WHAT YOU HAVE TO DO | Please report every line in the entries that contains the string "JSON".

Start of Block

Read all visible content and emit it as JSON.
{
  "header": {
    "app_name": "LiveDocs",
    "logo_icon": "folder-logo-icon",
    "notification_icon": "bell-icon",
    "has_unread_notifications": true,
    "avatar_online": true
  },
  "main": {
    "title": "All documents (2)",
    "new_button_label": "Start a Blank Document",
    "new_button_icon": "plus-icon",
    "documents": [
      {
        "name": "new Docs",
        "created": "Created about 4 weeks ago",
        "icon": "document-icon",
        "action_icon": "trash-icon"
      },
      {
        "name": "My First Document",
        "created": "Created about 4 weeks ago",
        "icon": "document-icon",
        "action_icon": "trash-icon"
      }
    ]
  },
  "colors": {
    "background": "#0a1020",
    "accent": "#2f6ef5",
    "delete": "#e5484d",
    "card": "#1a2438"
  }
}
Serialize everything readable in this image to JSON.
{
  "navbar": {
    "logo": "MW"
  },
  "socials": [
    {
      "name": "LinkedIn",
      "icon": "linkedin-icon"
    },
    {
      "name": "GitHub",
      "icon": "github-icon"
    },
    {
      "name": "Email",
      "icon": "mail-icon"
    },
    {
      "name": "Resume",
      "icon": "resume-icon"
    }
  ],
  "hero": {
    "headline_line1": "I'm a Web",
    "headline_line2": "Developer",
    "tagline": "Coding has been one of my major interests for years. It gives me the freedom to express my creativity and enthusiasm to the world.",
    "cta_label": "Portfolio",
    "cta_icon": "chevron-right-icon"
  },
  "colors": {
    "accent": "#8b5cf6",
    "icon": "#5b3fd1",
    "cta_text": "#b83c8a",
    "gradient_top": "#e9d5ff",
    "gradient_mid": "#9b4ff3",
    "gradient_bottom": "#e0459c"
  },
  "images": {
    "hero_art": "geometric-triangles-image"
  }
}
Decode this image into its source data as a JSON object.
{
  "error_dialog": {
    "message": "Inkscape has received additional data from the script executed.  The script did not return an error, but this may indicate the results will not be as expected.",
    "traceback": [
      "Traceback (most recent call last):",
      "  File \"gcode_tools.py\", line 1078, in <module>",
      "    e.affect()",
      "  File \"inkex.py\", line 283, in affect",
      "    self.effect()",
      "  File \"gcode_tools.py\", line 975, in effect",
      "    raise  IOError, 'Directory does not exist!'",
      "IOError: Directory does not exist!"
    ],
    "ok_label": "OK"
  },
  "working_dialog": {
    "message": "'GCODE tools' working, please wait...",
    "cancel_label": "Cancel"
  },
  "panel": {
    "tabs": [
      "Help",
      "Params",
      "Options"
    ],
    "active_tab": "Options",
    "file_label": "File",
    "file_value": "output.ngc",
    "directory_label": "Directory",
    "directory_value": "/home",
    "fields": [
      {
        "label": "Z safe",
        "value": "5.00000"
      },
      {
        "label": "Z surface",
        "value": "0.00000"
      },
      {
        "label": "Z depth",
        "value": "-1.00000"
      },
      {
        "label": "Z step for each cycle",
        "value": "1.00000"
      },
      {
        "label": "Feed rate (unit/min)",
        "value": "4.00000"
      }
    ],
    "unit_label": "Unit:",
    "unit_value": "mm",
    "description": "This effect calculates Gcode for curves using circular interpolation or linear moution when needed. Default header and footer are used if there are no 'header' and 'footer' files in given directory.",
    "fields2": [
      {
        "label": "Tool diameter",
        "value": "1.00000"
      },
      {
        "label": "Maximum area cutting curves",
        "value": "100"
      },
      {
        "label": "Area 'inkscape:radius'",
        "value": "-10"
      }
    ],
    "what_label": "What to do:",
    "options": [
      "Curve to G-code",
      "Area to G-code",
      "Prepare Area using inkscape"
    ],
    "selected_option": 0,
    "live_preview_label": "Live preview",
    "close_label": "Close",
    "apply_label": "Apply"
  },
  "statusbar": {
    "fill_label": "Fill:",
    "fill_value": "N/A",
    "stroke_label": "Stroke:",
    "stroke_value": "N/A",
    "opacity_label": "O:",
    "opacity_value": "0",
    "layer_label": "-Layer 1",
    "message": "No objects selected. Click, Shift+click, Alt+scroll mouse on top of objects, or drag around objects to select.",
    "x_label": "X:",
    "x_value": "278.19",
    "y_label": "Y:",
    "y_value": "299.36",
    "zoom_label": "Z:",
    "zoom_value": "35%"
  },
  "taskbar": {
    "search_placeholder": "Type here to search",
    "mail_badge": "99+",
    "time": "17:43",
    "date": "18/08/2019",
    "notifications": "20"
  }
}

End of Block

EXERCISE RESPONSE |
Read all visible content and emit it as JSON.
Serialize everything readable in this image to JSON.
Decode this image into its source data as a JSON object.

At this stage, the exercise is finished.